WORK INSTRUCTION:
Copy out all the lines in the records that include the word "HDMI".

EXERCISE INPUTS:
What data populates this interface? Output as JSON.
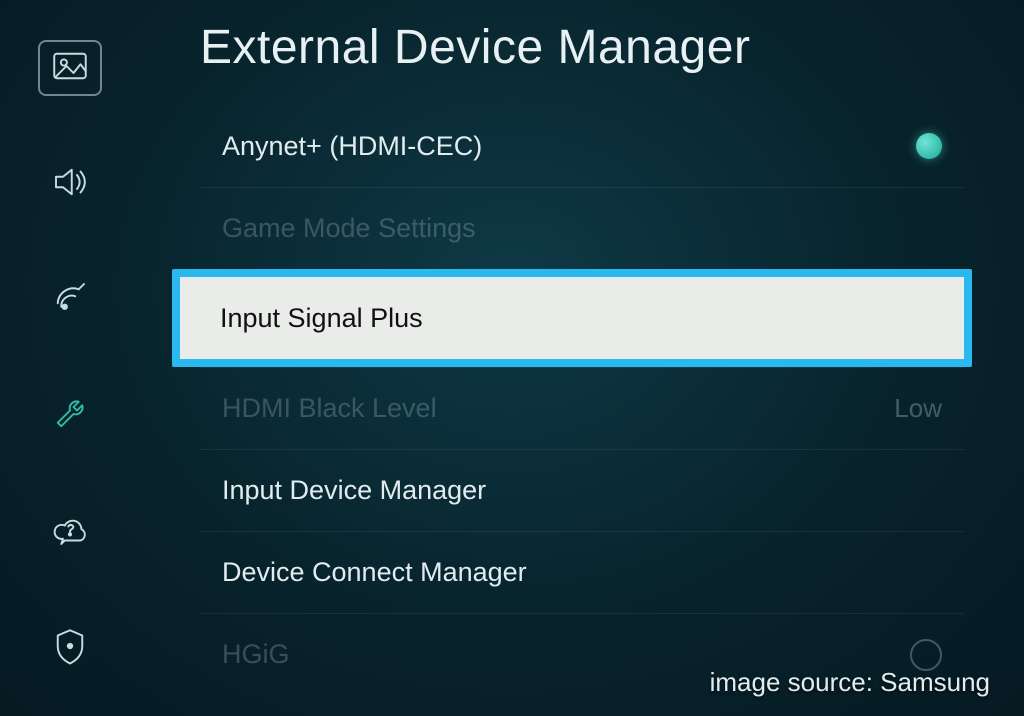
{
  "header": {
    "title": "External Device Manager"
  },
  "sidebar": {
    "items": [
      {
        "name": "picture",
        "active": true
      },
      {
        "name": "sound",
        "active": false
      },
      {
        "name": "broadcast",
        "active": false
      },
      {
        "name": "general",
        "active": false
      },
      {
        "name": "support",
        "active": false
      },
      {
        "name": "privacy",
        "active": false
      }
    ]
  },
  "menu": {
    "items": [
      {
        "label": "Anynet+ (HDMI-CEC)",
        "state": "enabled",
        "toggle": "on"
      },
      {
        "label": "Game Mode Settings",
        "state": "dim"
      },
      {
        "label": "Input Signal Plus",
        "state": "highlight"
      },
      {
        "label": "HDMI Black Level",
        "state": "dim",
        "value": "Low"
      },
      {
        "label": "Input Device Manager",
        "state": "enabled"
      },
      {
        "label": "Device Connect Manager",
        "state": "enabled"
      },
      {
        "label": "HGiG",
        "state": "dim",
        "toggle": "off"
      }
    ]
  },
  "caption": "image source: Samsung"
}
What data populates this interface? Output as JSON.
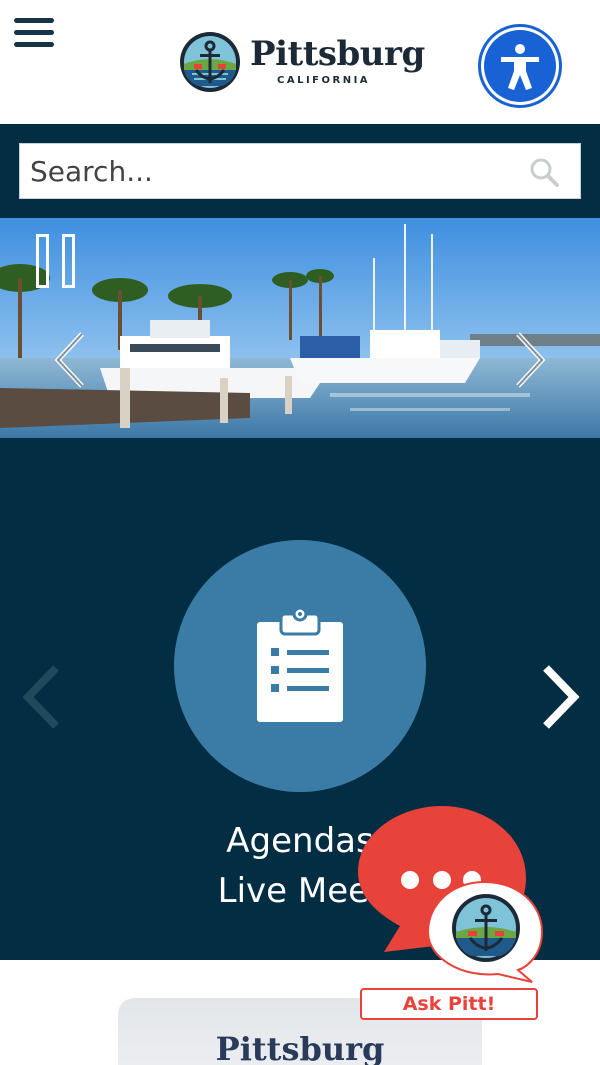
{
  "header": {
    "logo_name": "Pittsburg",
    "logo_sub": "CALIFORNIA"
  },
  "search": {
    "placeholder": "Search..."
  },
  "quick_links": {
    "current_line1": "Agendas",
    "current_line2": "Live Meet"
  },
  "chat": {
    "label": "Ask Pitt!"
  },
  "footer": {
    "logo_name": "Pittsburg"
  },
  "colors": {
    "navy": "#032d42",
    "circle": "#3b7ca6",
    "accessibility": "#1862d6",
    "chat_red": "#e8433a"
  },
  "icons": [
    "menu-icon",
    "accessibility-icon",
    "search-icon",
    "pause-icon",
    "chevron-left-icon",
    "chevron-right-icon",
    "clipboard-list-icon",
    "chat-bubble-icon"
  ]
}
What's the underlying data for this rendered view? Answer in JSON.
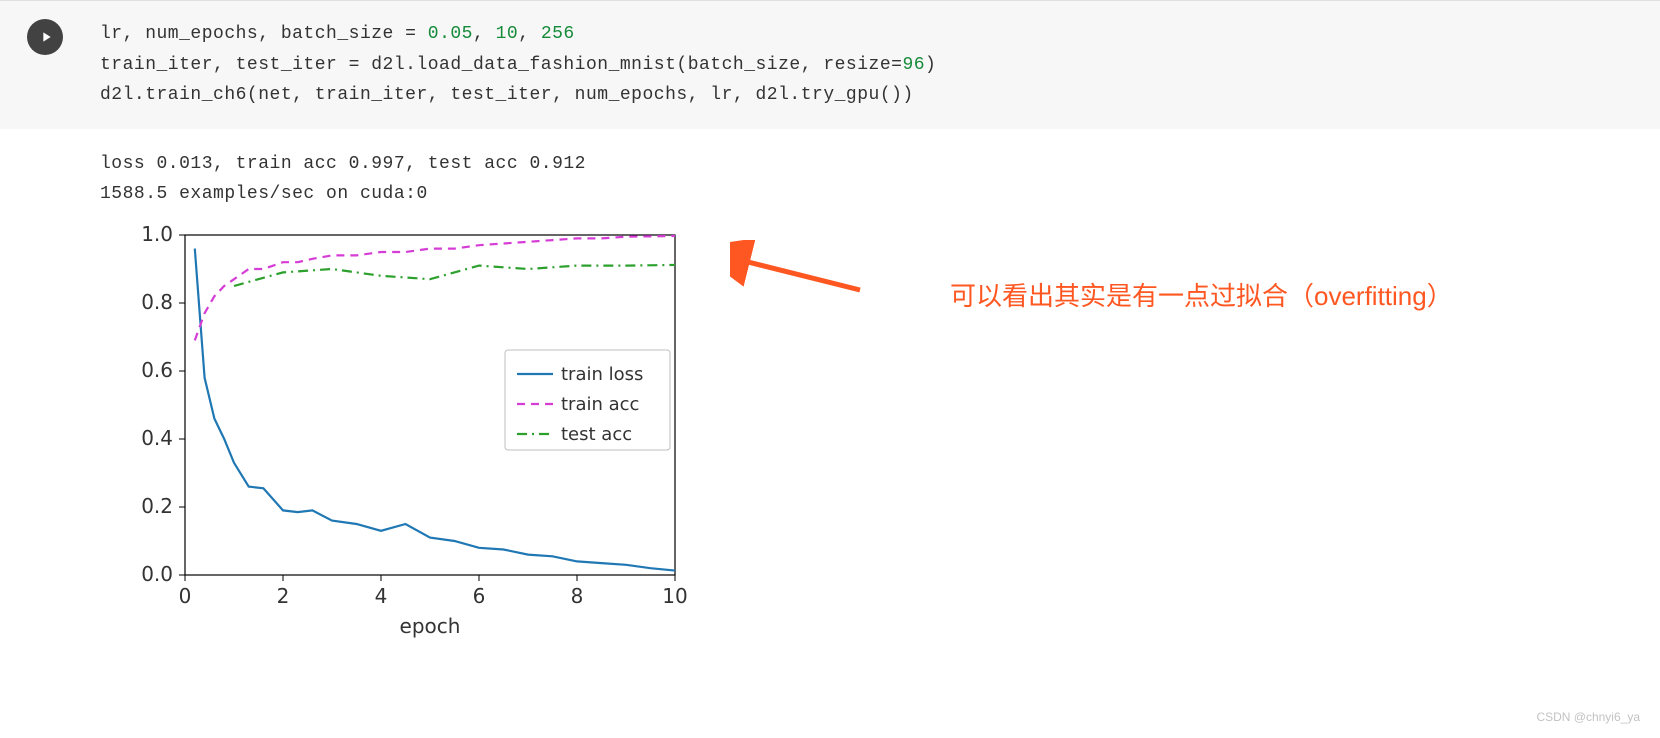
{
  "code": {
    "line1_part1": "lr, num_epochs, batch_size = ",
    "line1_num1": "0.05",
    "line1_sep1": ", ",
    "line1_num2": "10",
    "line1_sep2": ", ",
    "line1_num3": "256",
    "line2_part1": "train_iter, test_iter = d2l.load_data_fashion_mnist(batch_size, resize=",
    "line2_num1": "96",
    "line2_part2": ")",
    "line3": "d2l.train_ch6(net, train_iter, test_iter, num_epochs, lr, d2l.try_gpu())"
  },
  "output": {
    "line1": "loss 0.013, train acc 0.997, test acc 0.912",
    "line2": "1588.5 examples/sec on cuda:0"
  },
  "annotation": {
    "text": "可以看出其实是有一点过拟合（overfitting）"
  },
  "watermark": "CSDN @chnyi6_ya",
  "chart_data": {
    "type": "line",
    "xlabel": "epoch",
    "ylabel": "",
    "xlim": [
      0,
      10
    ],
    "ylim": [
      0.0,
      1.0
    ],
    "xticks": [
      0,
      2,
      4,
      6,
      8,
      10
    ],
    "yticks": [
      0.0,
      0.2,
      0.4,
      0.6,
      0.8,
      1.0
    ],
    "legend": {
      "entries": [
        "train loss",
        "train acc",
        "test acc"
      ],
      "position": "right-inside"
    },
    "series": [
      {
        "name": "train loss",
        "style": "solid",
        "color": "#1f77b4",
        "x": [
          0.2,
          0.4,
          0.6,
          0.8,
          1.0,
          1.3,
          1.6,
          2.0,
          2.3,
          2.6,
          3.0,
          3.5,
          4.0,
          4.5,
          5.0,
          5.5,
          6.0,
          6.5,
          7.0,
          7.5,
          8.0,
          8.5,
          9.0,
          9.5,
          10.0
        ],
        "y": [
          0.96,
          0.58,
          0.46,
          0.4,
          0.33,
          0.26,
          0.255,
          0.19,
          0.185,
          0.19,
          0.16,
          0.15,
          0.13,
          0.15,
          0.11,
          0.1,
          0.08,
          0.075,
          0.06,
          0.055,
          0.04,
          0.035,
          0.03,
          0.02,
          0.013
        ]
      },
      {
        "name": "train acc",
        "style": "dashed",
        "color": "#d63cd6",
        "x": [
          0.2,
          0.4,
          0.6,
          0.8,
          1.0,
          1.3,
          1.6,
          2.0,
          2.3,
          2.6,
          3.0,
          3.5,
          4.0,
          4.5,
          5.0,
          5.5,
          6.0,
          6.5,
          7.0,
          7.5,
          8.0,
          8.5,
          9.0,
          9.5,
          10.0
        ],
        "y": [
          0.69,
          0.77,
          0.82,
          0.85,
          0.87,
          0.9,
          0.9,
          0.92,
          0.92,
          0.93,
          0.94,
          0.94,
          0.95,
          0.95,
          0.96,
          0.96,
          0.97,
          0.975,
          0.98,
          0.985,
          0.99,
          0.99,
          0.995,
          0.996,
          0.997
        ]
      },
      {
        "name": "test acc",
        "style": "dashdot",
        "color": "#2ca02c",
        "x": [
          1,
          2,
          3,
          4,
          5,
          6,
          7,
          8,
          9,
          10
        ],
        "y": [
          0.85,
          0.89,
          0.9,
          0.88,
          0.87,
          0.91,
          0.9,
          0.91,
          0.91,
          0.912
        ]
      }
    ]
  }
}
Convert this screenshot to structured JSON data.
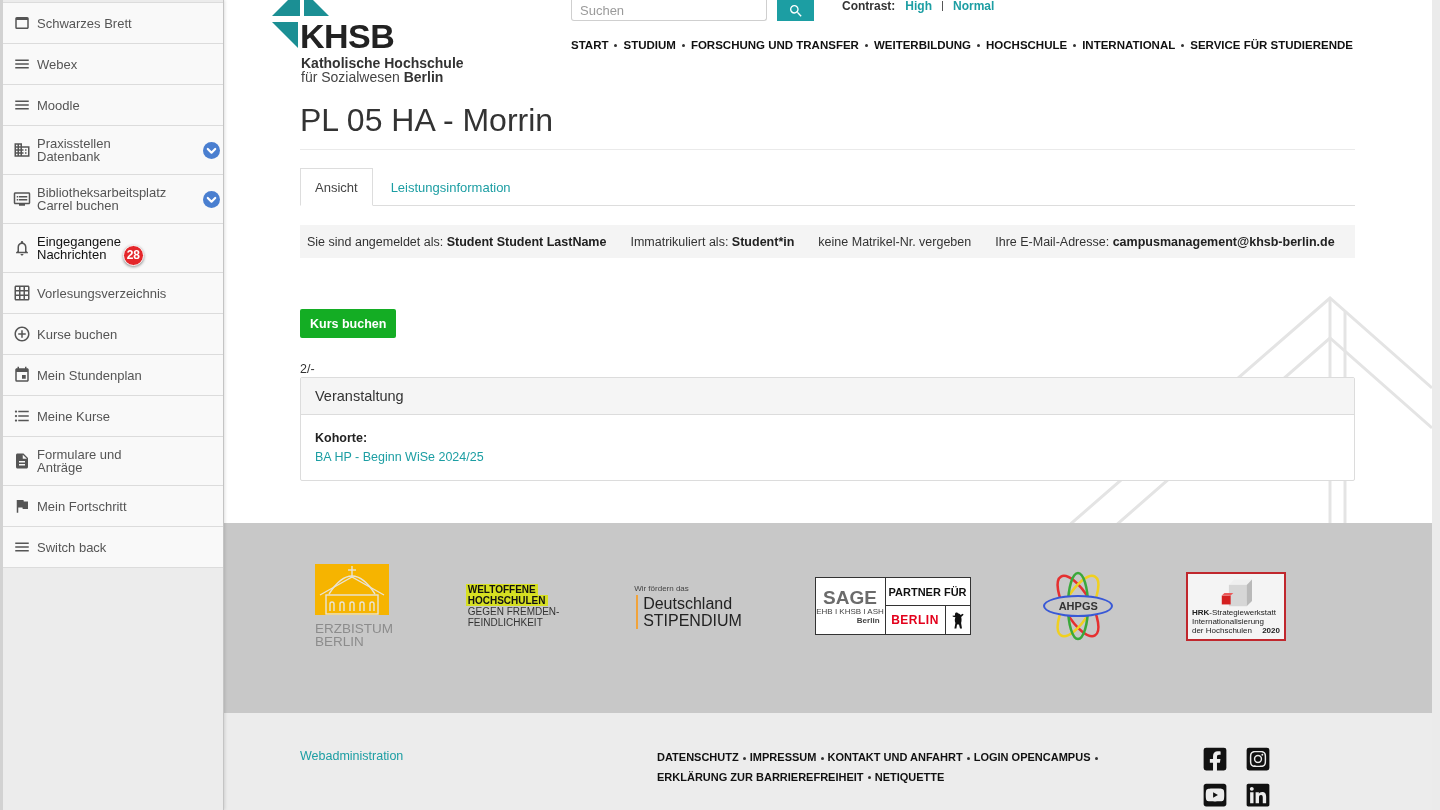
{
  "sidebar": {
    "items": [
      {
        "label": "Schwarzes Brett",
        "expandable": false,
        "highlighted": false
      },
      {
        "label": "Webex",
        "expandable": false,
        "highlighted": false
      },
      {
        "label": "Moodle",
        "expandable": false,
        "highlighted": false
      },
      {
        "label": "Praxisstellen\nDatenbank",
        "expandable": true,
        "highlighted": false
      },
      {
        "label": "Bibliotheksarbeitsplatz\nCarrel buchen",
        "expandable": true,
        "highlighted": false
      },
      {
        "label": "Eingegangene\nNachrichten",
        "expandable": false,
        "highlighted": true,
        "badge": "28"
      },
      {
        "label": "Vorlesungsverzeichnis",
        "expandable": false,
        "highlighted": false
      },
      {
        "label": "Kurse buchen",
        "expandable": false,
        "highlighted": false
      },
      {
        "label": "Mein Stundenplan",
        "expandable": false,
        "highlighted": false
      },
      {
        "label": "Meine Kurse",
        "expandable": false,
        "highlighted": false
      },
      {
        "label": "Formulare und\nAnträge",
        "expandable": false,
        "highlighted": false
      },
      {
        "label": "Mein Fortschritt",
        "expandable": false,
        "highlighted": false
      },
      {
        "label": "Switch back",
        "expandable": false,
        "highlighted": false
      }
    ]
  },
  "header": {
    "logo": {
      "name": "KHSB",
      "title_line": "Katholische Hochschule",
      "subtitle": "für Sozialwesen **Berlin**"
    },
    "search": {
      "placeholder": "Suchen"
    },
    "contrast": {
      "label": "Contrast:",
      "options": [
        "High",
        "Normal"
      ]
    },
    "nav": [
      "START",
      "STUDIUM",
      "FORSCHUNG UND TRANSFER",
      "WEITERBILDUNG",
      "HOCHSCHULE",
      "INTERNATIONAL",
      "SERVICE FÜR STUDIERENDE"
    ]
  },
  "page": {
    "title": "PL 05 HA - Morrin",
    "tabs": [
      {
        "label": "Ansicht",
        "selected": true
      },
      {
        "label": "Leistungsinformation",
        "selected": false
      }
    ],
    "user_info": [
      {
        "label": "Sie sind angemeldet als:",
        "value": "Student Student LastName"
      },
      {
        "label": "Immatrikuliert als:",
        "value": "Student*in"
      },
      {
        "label": "keine Matrikel-Nr. vergeben"
      },
      {
        "label": "Ihre E-Mail-Adresse:",
        "value": "campusmanagement@khsb-berlin.de"
      }
    ],
    "book_button": "Kurs buchen",
    "counter": "2/-",
    "panel": {
      "title": "Veranstaltung",
      "field_label": "Kohorte:",
      "link": "BA HP - Beginn WiSe 2024/25"
    }
  },
  "footer": {
    "logos": [
      {
        "kind": "erzbistum",
        "lines": [
          "ERZBISTUM",
          "BERLIN"
        ]
      },
      {
        "kind": "weltoffen",
        "lines": [
          {
            "text": "WELTOFFENE",
            "highlighted": true
          },
          {
            "text": "HOCHSCHULEN",
            "highlighted": true
          },
          {
            "text": "GEGEN FREMDEN-",
            "highlighted": false
          },
          {
            "text": "FEINDLICHKEIT",
            "highlighted": false
          }
        ]
      },
      {
        "kind": "stipendium",
        "tagline": "Wir fördern das",
        "lines": [
          "Deutschland",
          "STIPENDIUM"
        ]
      },
      {
        "kind": "partner",
        "name": "SAGE",
        "members": "EHB I KHSB I ASH",
        "city": "Berlin",
        "title": "PARTNER FÜR",
        "place": "BERLIN"
      },
      {
        "kind": "ahpgs",
        "name": "AHPGS"
      },
      {
        "kind": "hrk",
        "lines": [
          "**HRK**-Strategiewerkstatt",
          "Internationalisierung",
          "der Hochschulen"
        ],
        "year": "2020"
      }
    ],
    "admin_link": "Webadministration",
    "links": [
      "DATENSCHUTZ",
      "IMPRESSUM",
      "KONTAKT UND ANFAHRT",
      "LOGIN OPENCAMPUS",
      "ERKLÄRUNG ZUR BARRIEREFREIHEIT",
      "NETIQUETTE"
    ]
  }
}
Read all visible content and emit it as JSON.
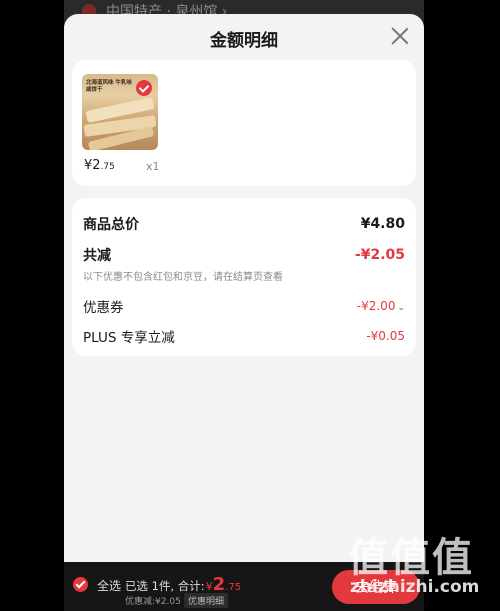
{
  "background": {
    "header_text": "中国特产 · 泉州馆 ›"
  },
  "sheet": {
    "title": "金额明细",
    "close_icon": "close-icon"
  },
  "product": {
    "image_text": "北海道风味 牛乳味咸饼干",
    "price_symbol": "¥",
    "price_int": "2",
    "price_dec": ".75",
    "quantity": "x1"
  },
  "summary": {
    "total_label": "商品总价",
    "total_value": "¥4.80",
    "reduce_label": "共减",
    "reduce_value": "-¥2.05",
    "note": "以下优惠不包含红包和京豆，请在结算页查看",
    "coupon_label": "优惠券",
    "coupon_value": "-¥2.00",
    "plus_label": "PLUS 专享立减",
    "plus_value": "-¥0.05"
  },
  "bottom_bar": {
    "select_all": "全选",
    "selected_text": "已选 1件, 合计:",
    "currency": "¥",
    "amount_int": "2",
    "amount_dec": ".75",
    "discount_text": "优惠减:¥2.05",
    "detail_button": "优惠明细",
    "checkout_button": "去结算"
  },
  "watermark": {
    "big": "值值值",
    "small": "zhizhizhi.com"
  },
  "colors": {
    "accent": "#e4393c",
    "sheet_bg": "#f3f3f3",
    "card_bg": "#ffffff",
    "bottom_bg": "#161616"
  }
}
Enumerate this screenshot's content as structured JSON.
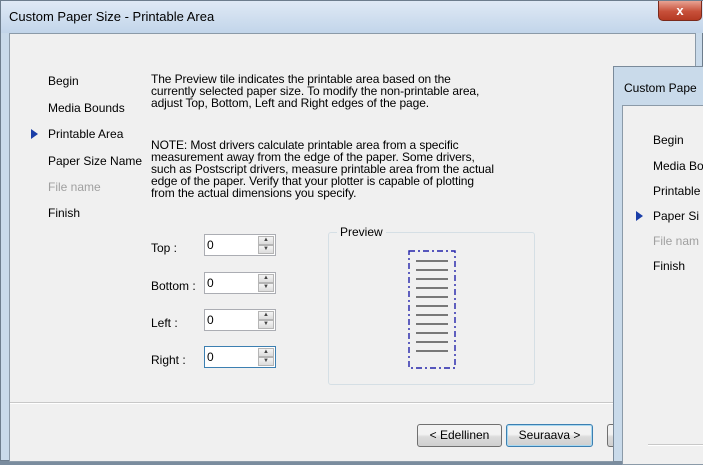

ANSWER SPACE:
        "label": "Anynet+ (HDMI-CEC)",
        "label": "HDMI Black Level",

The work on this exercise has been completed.